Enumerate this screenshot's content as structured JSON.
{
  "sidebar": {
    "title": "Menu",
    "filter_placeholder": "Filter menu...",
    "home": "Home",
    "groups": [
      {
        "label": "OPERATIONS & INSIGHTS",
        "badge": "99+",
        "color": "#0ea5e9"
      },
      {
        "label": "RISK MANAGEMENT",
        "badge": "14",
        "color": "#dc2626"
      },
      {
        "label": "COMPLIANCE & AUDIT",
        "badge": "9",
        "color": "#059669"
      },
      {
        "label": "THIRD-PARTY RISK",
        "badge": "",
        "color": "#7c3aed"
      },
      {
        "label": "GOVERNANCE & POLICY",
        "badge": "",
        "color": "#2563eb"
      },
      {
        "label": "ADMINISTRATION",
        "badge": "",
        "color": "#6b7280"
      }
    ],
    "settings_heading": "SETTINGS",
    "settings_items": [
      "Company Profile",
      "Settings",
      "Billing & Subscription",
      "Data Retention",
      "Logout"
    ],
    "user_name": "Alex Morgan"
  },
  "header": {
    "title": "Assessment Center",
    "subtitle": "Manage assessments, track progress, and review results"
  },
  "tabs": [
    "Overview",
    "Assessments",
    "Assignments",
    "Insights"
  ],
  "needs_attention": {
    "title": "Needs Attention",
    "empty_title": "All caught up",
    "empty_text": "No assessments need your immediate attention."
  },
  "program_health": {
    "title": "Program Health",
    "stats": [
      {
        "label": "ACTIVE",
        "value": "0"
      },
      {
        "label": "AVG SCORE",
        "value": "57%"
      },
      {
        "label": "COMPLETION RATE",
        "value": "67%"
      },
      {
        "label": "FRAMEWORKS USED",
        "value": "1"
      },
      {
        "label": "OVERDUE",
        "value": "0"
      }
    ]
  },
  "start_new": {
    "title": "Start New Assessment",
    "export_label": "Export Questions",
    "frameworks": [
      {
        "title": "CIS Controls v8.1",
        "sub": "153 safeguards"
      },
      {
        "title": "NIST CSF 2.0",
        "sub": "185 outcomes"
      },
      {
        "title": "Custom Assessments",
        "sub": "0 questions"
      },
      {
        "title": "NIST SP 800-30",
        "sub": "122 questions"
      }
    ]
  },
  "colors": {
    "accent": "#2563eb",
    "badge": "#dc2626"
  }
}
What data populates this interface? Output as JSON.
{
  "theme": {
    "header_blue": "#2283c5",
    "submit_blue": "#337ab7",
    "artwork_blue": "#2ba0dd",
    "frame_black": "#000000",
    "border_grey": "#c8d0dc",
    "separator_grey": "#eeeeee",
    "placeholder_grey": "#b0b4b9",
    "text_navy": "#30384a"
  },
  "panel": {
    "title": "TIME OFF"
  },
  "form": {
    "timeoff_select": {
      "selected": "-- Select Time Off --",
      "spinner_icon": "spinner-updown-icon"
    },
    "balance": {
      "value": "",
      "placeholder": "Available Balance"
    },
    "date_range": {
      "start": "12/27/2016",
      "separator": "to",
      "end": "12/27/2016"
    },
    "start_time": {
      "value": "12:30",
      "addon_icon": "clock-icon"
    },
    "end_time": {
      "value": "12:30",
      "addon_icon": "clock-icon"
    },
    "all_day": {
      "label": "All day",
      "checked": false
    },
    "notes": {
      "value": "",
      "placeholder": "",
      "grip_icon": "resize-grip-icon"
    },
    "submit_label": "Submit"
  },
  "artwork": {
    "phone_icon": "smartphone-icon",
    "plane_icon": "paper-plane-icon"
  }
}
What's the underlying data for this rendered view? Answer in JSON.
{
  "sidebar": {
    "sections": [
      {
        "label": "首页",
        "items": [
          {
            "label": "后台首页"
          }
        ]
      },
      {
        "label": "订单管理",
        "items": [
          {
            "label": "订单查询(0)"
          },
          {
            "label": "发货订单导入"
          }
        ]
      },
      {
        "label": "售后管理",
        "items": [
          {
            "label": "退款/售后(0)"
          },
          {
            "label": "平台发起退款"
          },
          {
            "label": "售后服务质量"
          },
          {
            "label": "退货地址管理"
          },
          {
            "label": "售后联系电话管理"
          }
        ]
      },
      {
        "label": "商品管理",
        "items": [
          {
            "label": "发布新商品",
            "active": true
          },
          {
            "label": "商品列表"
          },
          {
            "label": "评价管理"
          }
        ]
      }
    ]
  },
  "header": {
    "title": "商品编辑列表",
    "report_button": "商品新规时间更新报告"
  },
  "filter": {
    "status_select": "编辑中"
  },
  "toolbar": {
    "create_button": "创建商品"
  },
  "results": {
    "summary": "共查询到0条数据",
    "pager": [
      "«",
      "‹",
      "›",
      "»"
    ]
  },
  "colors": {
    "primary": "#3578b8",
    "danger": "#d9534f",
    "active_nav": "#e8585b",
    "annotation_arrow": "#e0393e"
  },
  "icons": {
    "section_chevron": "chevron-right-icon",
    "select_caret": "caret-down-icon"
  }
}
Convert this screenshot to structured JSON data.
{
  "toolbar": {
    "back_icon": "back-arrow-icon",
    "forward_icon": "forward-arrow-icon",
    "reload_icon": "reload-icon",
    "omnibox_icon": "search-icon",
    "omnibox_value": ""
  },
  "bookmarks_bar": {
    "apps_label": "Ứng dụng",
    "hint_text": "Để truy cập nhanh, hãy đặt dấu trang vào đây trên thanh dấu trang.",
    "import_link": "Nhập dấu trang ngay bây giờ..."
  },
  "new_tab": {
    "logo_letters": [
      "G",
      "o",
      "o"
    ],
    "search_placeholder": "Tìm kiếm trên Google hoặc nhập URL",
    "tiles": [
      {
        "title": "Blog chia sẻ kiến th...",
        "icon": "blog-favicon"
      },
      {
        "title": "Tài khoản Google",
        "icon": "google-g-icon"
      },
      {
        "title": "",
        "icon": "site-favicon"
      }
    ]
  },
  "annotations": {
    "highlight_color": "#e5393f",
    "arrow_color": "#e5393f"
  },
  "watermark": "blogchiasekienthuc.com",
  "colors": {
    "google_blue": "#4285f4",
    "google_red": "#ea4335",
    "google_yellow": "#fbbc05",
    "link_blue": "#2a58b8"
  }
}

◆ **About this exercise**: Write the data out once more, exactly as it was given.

◆ **Finished task**:
Enumerate this screenshot's content as structured JSON.
{
  "sidebar": {
    "title": "Menu",
    "filter_placeholder": "Filter menu...",
    "home": "Home",
    "groups": [
      {
        "label": "OPERATIONS & INSIGHTS",
        "badge": "99+",
        "color": "#0ea5e9"
      },
      {
        "label": "RISK MANAGEMENT",
        "badge": "14",
        "color": "#dc2626"
      },
      {
        "label": "COMPLIANCE & AUDIT",
        "badge": "9",
        "color": "#059669"
      },
      {
        "label": "THIRD-PARTY RISK",
        "badge": "",
        "color": "#7c3aed"
      },
      {
        "label": "GOVERNANCE & POLICY",
        "badge": "",
        "color": "#2563eb"
      },
      {
        "label": "ADMINISTRATION",
        "badge": "",
        "color": "#6b7280"
      }
    ],
    "settings_heading": "SETTINGS",
    "settings_items": [
      "Company Profile",
      "Settings",
      "Billing & Subscription",
      "Data Retention",
      "Logout"
    ],
    "user_name": "Alex Morgan"
  },
  "header": {
    "title": "Assessment Center",
    "subtitle": "Manage assessments, track progress, and review results"
  },
  "tabs": [
    "Overview",
    "Assessments",
    "Assignments",
    "Insights"
  ],
  "needs_attention": {
    "title": "Needs Attention",
    "empty_title": "All caught up",
    "empty_text": "No assessments need your immediate attention."
  },
  "program_health": {
    "title": "Program Health",
    "stats": [
      {
        "label": "ACTIVE",
        "value": "0"
      },
      {
        "label": "AVG SCORE",
        "value": "57%"
      },
      {
        "label": "COMPLETION RATE",
        "value": "67%"
      },
      {
        "label": "FRAMEWORKS USED",
        "value": "1"
      },
      {
        "label": "OVERDUE",
        "value": "0"
      }
    ]
  },
  "start_new": {
    "title": "Start New Assessment",
    "export_label": "Export Questions",
    "frameworks": [
      {
        "title": "CIS Controls v8.1",
        "sub": "153 safeguards"
      },
      {
        "title": "NIST CSF 2.0",
        "sub": "185 outcomes"
      },
      {
        "title": "Custom Assessments",
        "sub": "0 questions"
      },
      {
        "title": "NIST SP 800-30",
        "sub": "122 questions"
      }
    ]
  },
  "colors": {
    "accent": "#2563eb",
    "badge": "#dc2626"
  }
}
What data populates this interface? Output as JSON.
{
  "theme": {
    "header_blue": "#2283c5",
    "submit_blue": "#337ab7",
    "artwork_blue": "#2ba0dd",
    "frame_black": "#000000",
    "border_grey": "#c8d0dc",
    "separator_grey": "#eeeeee",
    "placeholder_grey": "#b0b4b9",
    "text_navy": "#30384a"
  },
  "panel": {
    "title": "TIME OFF"
  },
  "form": {
    "timeoff_select": {
      "selected": "-- Select Time Off --",
      "spinner_icon": "spinner-updown-icon"
    },
    "balance": {
      "value": "",
      "placeholder": "Available Balance"
    },
    "date_range": {
      "start": "12/27/2016",
      "separator": "to",
      "end": "12/27/2016"
    },
    "start_time": {
      "value": "12:30",
      "addon_icon": "clock-icon"
    },
    "end_time": {
      "value": "12:30",
      "addon_icon": "clock-icon"
    },
    "all_day": {
      "label": "All day",
      "checked": false
    },
    "notes": {
      "value": "",
      "placeholder": "",
      "grip_icon": "resize-grip-icon"
    },
    "submit_label": "Submit"
  },
  "artwork": {
    "phone_icon": "smartphone-icon",
    "plane_icon": "paper-plane-icon"
  }
}
What's the underlying data for this rendered view? Answer in JSON.
{
  "sidebar": {
    "sections": [
      {
        "label": "首页",
        "items": [
          {
            "label": "后台首页"
          }
        ]
      },
      {
        "label": "订单管理",
        "items": [
          {
            "label": "订单查询(0)"
          },
          {
            "label": "发货订单导入"
          }
        ]
      },
      {
        "label": "售后管理",
        "items": [
          {
            "label": "退款/售后(0)"
          },
          {
            "label": "平台发起退款"
          },
          {
            "label": "售后服务质量"
          },
          {
            "label": "退货地址管理"
          },
          {
            "label": "售后联系电话管理"
          }
        ]
      },
      {
        "label": "商品管理",
        "items": [
          {
            "label": "发布新商品",
            "active": true
          },
          {
            "label": "商品列表"
          },
          {
            "label": "评价管理"
          }
        ]
      }
    ]
  },
  "header": {
    "title": "商品编辑列表",
    "report_button": "商品新规时间更新报告"
  },
  "filter": {
    "status_select": "编辑中"
  },
  "toolbar": {
    "create_button": "创建商品"
  },
  "results": {
    "summary": "共查询到0条数据",
    "pager": [
      "«",
      "‹",
      "›",
      "»"
    ]
  },
  "colors": {
    "primary": "#3578b8",
    "danger": "#d9534f",
    "active_nav": "#e8585b",
    "annotation_arrow": "#e0393e"
  },
  "icons": {
    "section_chevron": "chevron-right-icon",
    "select_caret": "caret-down-icon"
  }
}
Convert this screenshot to structured JSON data.
{
  "toolbar": {
    "back_icon": "back-arrow-icon",
    "forward_icon": "forward-arrow-icon",
    "reload_icon": "reload-icon",
    "omnibox_icon": "search-icon",
    "omnibox_value": ""
  },
  "bookmarks_bar": {
    "apps_label": "Ứng dụng",
    "hint_text": "Để truy cập nhanh, hãy đặt dấu trang vào đây trên thanh dấu trang.",
    "import_link": "Nhập dấu trang ngay bây giờ..."
  },
  "new_tab": {
    "logo_letters": [
      "G",
      "o",
      "o"
    ],
    "search_placeholder": "Tìm kiếm trên Google hoặc nhập URL",
    "tiles": [
      {
        "title": "Blog chia sẻ kiến th...",
        "icon": "blog-favicon"
      },
      {
        "title": "Tài khoản Google",
        "icon": "google-g-icon"
      },
      {
        "title": "",
        "icon": "site-favicon"
      }
    ]
  },
  "annotations": {
    "highlight_color": "#e5393f",
    "arrow_color": "#e5393f"
  },
  "watermark": "blogchiasekienthuc.com",
  "colors": {
    "google_blue": "#4285f4",
    "google_red": "#ea4335",
    "google_yellow": "#fbbc05",
    "link_blue": "#2a58b8"
  }
}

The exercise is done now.